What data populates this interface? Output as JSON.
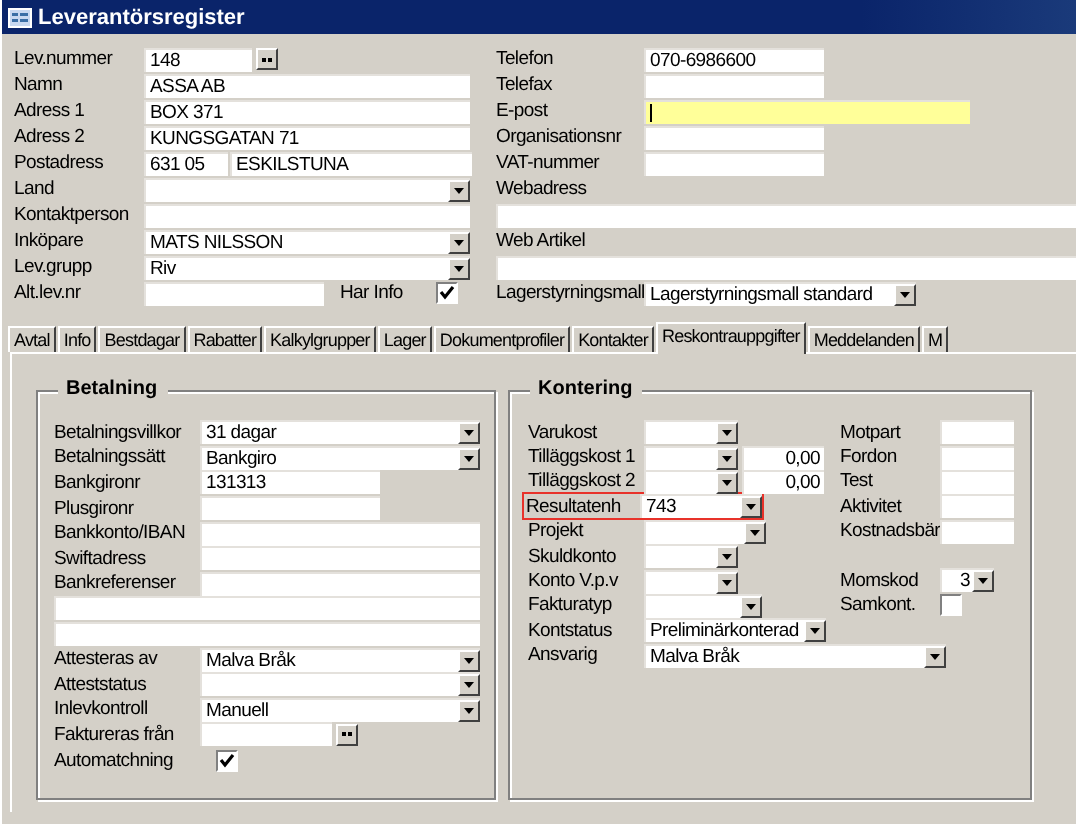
{
  "window": {
    "title": "Leverantörsregister"
  },
  "header_left": [
    {
      "label": "Lev.nummer",
      "fields": [
        {
          "kind": "lookup",
          "value": "148"
        }
      ]
    },
    {
      "label": "Namn",
      "fields": [
        {
          "kind": "text",
          "value": "ASSA AB"
        }
      ]
    },
    {
      "label": "Adress 1",
      "fields": [
        {
          "kind": "text",
          "value": "BOX 371"
        }
      ]
    },
    {
      "label": "Adress 2",
      "fields": [
        {
          "kind": "text",
          "value": "KUNGSGATAN 71"
        }
      ]
    },
    {
      "label": "Postadress",
      "fields": [
        {
          "kind": "zip",
          "value": "631 05"
        },
        {
          "kind": "city",
          "value": "ESKILSTUNA"
        }
      ]
    },
    {
      "label": "Land",
      "fields": [
        {
          "kind": "combo"
        }
      ]
    },
    {
      "label": "Kontaktperson",
      "fields": [
        {
          "kind": "text"
        }
      ]
    },
    {
      "label": "Inköpare",
      "fields": [
        {
          "kind": "combo",
          "value": "MATS NILSSON"
        }
      ]
    },
    {
      "label": "Lev.grupp",
      "fields": [
        {
          "kind": "combo",
          "value": "Riv"
        }
      ]
    },
    {
      "label": "Alt.lev.nr",
      "fields": [
        {
          "kind": "short"
        },
        {
          "kind": "check",
          "label": "Har Info",
          "checked": true
        }
      ]
    }
  ],
  "header_right": [
    {
      "label": "Telefon",
      "kind": "text",
      "value": "070-6986600",
      "focused": false
    },
    {
      "label": "Telefax",
      "kind": "text",
      "focused": false
    },
    {
      "label": "E-post",
      "kind": "text",
      "focused": true
    },
    {
      "label": "Organisationsnr",
      "kind": "text",
      "focused": false
    },
    {
      "label": "VAT-nummer",
      "kind": "text",
      "focused": false
    },
    {
      "label": "Webadress",
      "kind": "stacked"
    },
    {
      "label": "Web Artikel",
      "kind": "stacked"
    },
    {
      "label": "Lagerstyrningsmall",
      "kind": "combo",
      "value": "Lagerstyrningsmall standard"
    }
  ],
  "tabs": [
    {
      "label": "Avtal",
      "selected": false
    },
    {
      "label": "Info",
      "selected": false
    },
    {
      "label": "Bestdagar",
      "selected": false
    },
    {
      "label": "Rabatter",
      "selected": false
    },
    {
      "label": "Kalkylgrupper",
      "selected": false
    },
    {
      "label": "Lager",
      "selected": false
    },
    {
      "label": "Dokumentprofiler",
      "selected": false
    },
    {
      "label": "Kontakter",
      "selected": false
    },
    {
      "label": "Reskontrauppgifter",
      "selected": true
    },
    {
      "label": "Meddelanden",
      "selected": false
    },
    {
      "label": "M",
      "selected": false
    }
  ],
  "betalning": {
    "title": "Betalning",
    "rows": [
      {
        "label": "Betalningsvillkor",
        "kind": "combo",
        "value": "31 dagar"
      },
      {
        "label": "Betalningssätt",
        "kind": "combo",
        "value": "Bankgiro"
      },
      {
        "label": "Bankgironr",
        "kind": "short",
        "value": "131313"
      },
      {
        "label": "Plusgironr",
        "kind": "short"
      },
      {
        "label": "Bankkonto/IBAN",
        "kind": "text"
      },
      {
        "label": "Swiftadress",
        "kind": "text"
      },
      {
        "label": "Bankreferenser",
        "kind": "text"
      },
      {
        "kind": "wide"
      },
      {
        "kind": "wide"
      },
      {
        "label": "Attesteras av",
        "kind": "combo",
        "value": "Malva Bråk"
      },
      {
        "label": "Atteststatus",
        "kind": "combo"
      },
      {
        "label": "Inlevkontroll",
        "kind": "combo",
        "value": "Manuell"
      },
      {
        "label": "Faktureras från",
        "kind": "lookup"
      },
      {
        "label": "Automatchning",
        "kind": "check",
        "checked": true
      }
    ]
  },
  "kontering": {
    "title": "Kontering",
    "rows": [
      {
        "label": "Varukost",
        "kind": "combo",
        "highlighted": false
      },
      {
        "label": "Tilläggskost 1",
        "kind": "combo",
        "amount": "0,00",
        "highlighted": false
      },
      {
        "label": "Tilläggskost 2",
        "kind": "combo",
        "amount": "0,00",
        "highlighted": false
      },
      {
        "label": "Resultatenh",
        "kind": "combo",
        "value": "743",
        "highlighted": true
      },
      {
        "label": "Projekt",
        "kind": "combo",
        "highlighted": false
      },
      {
        "label": "Skuldkonto",
        "kind": "combo",
        "highlighted": false
      },
      {
        "label": "Konto V.p.v",
        "kind": "combo",
        "highlighted": false
      },
      {
        "label": "Fakturatyp",
        "kind": "combo",
        "highlighted": false
      },
      {
        "label": "Kontstatus",
        "kind": "combo",
        "value": "Preliminärkonterad",
        "highlighted": false
      },
      {
        "label": "Ansvarig",
        "kind": "combo",
        "value": "Malva Bråk",
        "highlighted": false
      }
    ],
    "side": [
      {
        "label": "Motpart",
        "kind": "text"
      },
      {
        "label": "Fordon",
        "kind": "text"
      },
      {
        "label": "Test",
        "kind": "text"
      },
      {
        "label": "Aktivitet",
        "kind": "text"
      },
      {
        "label": "Kostnadsbär",
        "kind": "text"
      },
      {
        "label": "Momskod",
        "kind": "combo",
        "value": "3"
      },
      {
        "label": "Samkont.",
        "kind": "check",
        "checked": false
      }
    ]
  }
}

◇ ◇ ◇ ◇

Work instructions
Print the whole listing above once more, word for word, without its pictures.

Expected answer
What data populates this interface? Output as JSON.
{
  "window": {
    "title": "Leverantörsregister"
  },
  "header_left": [
    {
      "label": "Lev.nummer",
      "fields": [
        {
          "kind": "lookup",
          "value": "148"
        }
      ]
    },
    {
      "label": "Namn",
      "fields": [
        {
          "kind": "text",
          "value": "ASSA AB"
        }
      ]
    },
    {
      "label": "Adress 1",
      "fields": [
        {
          "kind": "text",
          "value": "BOX 371"
        }
      ]
    },
    {
      "label": "Adress 2",
      "fields": [
        {
          "kind": "text",
          "value": "KUNGSGATAN 71"
        }
      ]
    },
    {
      "label": "Postadress",
      "fields": [
        {
          "kind": "zip",
          "value": "631 05"
        },
        {
          "kind": "city",
          "value": "ESKILSTUNA"
        }
      ]
    },
    {
      "label": "Land",
      "fields": [
        {
          "kind": "combo"
        }
      ]
    },
    {
      "label": "Kontaktperson",
      "fields": [
        {
          "kind": "text"
        }
      ]
    },
    {
      "label": "Inköpare",
      "fields": [
        {
          "kind": "combo",
          "value": "MATS NILSSON"
        }
      ]
    },
    {
      "label": "Lev.grupp",
      "fields": [
        {
          "kind": "combo",
          "value": "Riv"
        }
      ]
    },
    {
      "label": "Alt.lev.nr",
      "fields": [
        {
          "kind": "short"
        },
        {
          "kind": "check",
          "label": "Har Info",
          "checked": true
        }
      ]
    }
  ],
  "header_right": [
    {
      "label": "Telefon",
      "kind": "text",
      "value": "070-6986600",
      "focused": false
    },
    {
      "label": "Telefax",
      "kind": "text",
      "focused": false
    },
    {
      "label": "E-post",
      "kind": "text",
      "focused": true
    },
    {
      "label": "Organisationsnr",
      "kind": "text",
      "focused": false
    },
    {
      "label": "VAT-nummer",
      "kind": "text",
      "focused": false
    },
    {
      "label": "Webadress",
      "kind": "stacked"
    },
    {
      "label": "Web Artikel",
      "kind": "stacked"
    },
    {
      "label": "Lagerstyrningsmall",
      "kind": "combo",
      "value": "Lagerstyrningsmall standard"
    }
  ],
  "tabs": [
    {
      "label": "Avtal",
      "selected": false
    },
    {
      "label": "Info",
      "selected": false
    },
    {
      "label": "Bestdagar",
      "selected": false
    },
    {
      "label": "Rabatter",
      "selected": false
    },
    {
      "label": "Kalkylgrupper",
      "selected": false
    },
    {
      "label": "Lager",
      "selected": false
    },
    {
      "label": "Dokumentprofiler",
      "selected": false
    },
    {
      "label": "Kontakter",
      "selected": false
    },
    {
      "label": "Reskontrauppgifter",
      "selected": true
    },
    {
      "label": "Meddelanden",
      "selected": false
    },
    {
      "label": "M",
      "selected": false
    }
  ],
  "betalning": {
    "title": "Betalning",
    "rows": [
      {
        "label": "Betalningsvillkor",
        "kind": "combo",
        "value": "31 dagar"
      },
      {
        "label": "Betalningssätt",
        "kind": "combo",
        "value": "Bankgiro"
      },
      {
        "label": "Bankgironr",
        "kind": "short",
        "value": "131313"
      },
      {
        "label": "Plusgironr",
        "kind": "short"
      },
      {
        "label": "Bankkonto/IBAN",
        "kind": "text"
      },
      {
        "label": "Swiftadress",
        "kind": "text"
      },
      {
        "label": "Bankreferenser",
        "kind": "text"
      },
      {
        "kind": "wide"
      },
      {
        "kind": "wide"
      },
      {
        "label": "Attesteras av",
        "kind": "combo",
        "value": "Malva Bråk"
      },
      {
        "label": "Atteststatus",
        "kind": "combo"
      },
      {
        "label": "Inlevkontroll",
        "kind": "combo",
        "value": "Manuell"
      },
      {
        "label": "Faktureras från",
        "kind": "lookup"
      },
      {
        "label": "Automatchning",
        "kind": "check",
        "checked": true
      }
    ]
  },
  "kontering": {
    "title": "Kontering",
    "rows": [
      {
        "label": "Varukost",
        "kind": "combo",
        "highlighted": false
      },
      {
        "label": "Tilläggskost 1",
        "kind": "combo",
        "amount": "0,00",
        "highlighted": false
      },
      {
        "label": "Tilläggskost 2",
        "kind": "combo",
        "amount": "0,00",
        "highlighted": false
      },
      {
        "label": "Resultatenh",
        "kind": "combo",
        "value": "743",
        "highlighted": true
      },
      {
        "label": "Projekt",
        "kind": "combo",
        "highlighted": false
      },
      {
        "label": "Skuldkonto",
        "kind": "combo",
        "highlighted": false
      },
      {
        "label": "Konto V.p.v",
        "kind": "combo",
        "highlighted": false
      },
      {
        "label": "Fakturatyp",
        "kind": "combo",
        "highlighted": false
      },
      {
        "label": "Kontstatus",
        "kind": "combo",
        "value": "Preliminärkonterad",
        "highlighted": false
      },
      {
        "label": "Ansvarig",
        "kind": "combo",
        "value": "Malva Bråk",
        "highlighted": false
      }
    ],
    "side": [
      {
        "label": "Motpart",
        "kind": "text"
      },
      {
        "label": "Fordon",
        "kind": "text"
      },
      {
        "label": "Test",
        "kind": "text"
      },
      {
        "label": "Aktivitet",
        "kind": "text"
      },
      {
        "label": "Kostnadsbär",
        "kind": "text"
      },
      {
        "label": "Momskod",
        "kind": "combo",
        "value": "3"
      },
      {
        "label": "Samkont.",
        "kind": "check",
        "checked": false
      }
    ]
  }
}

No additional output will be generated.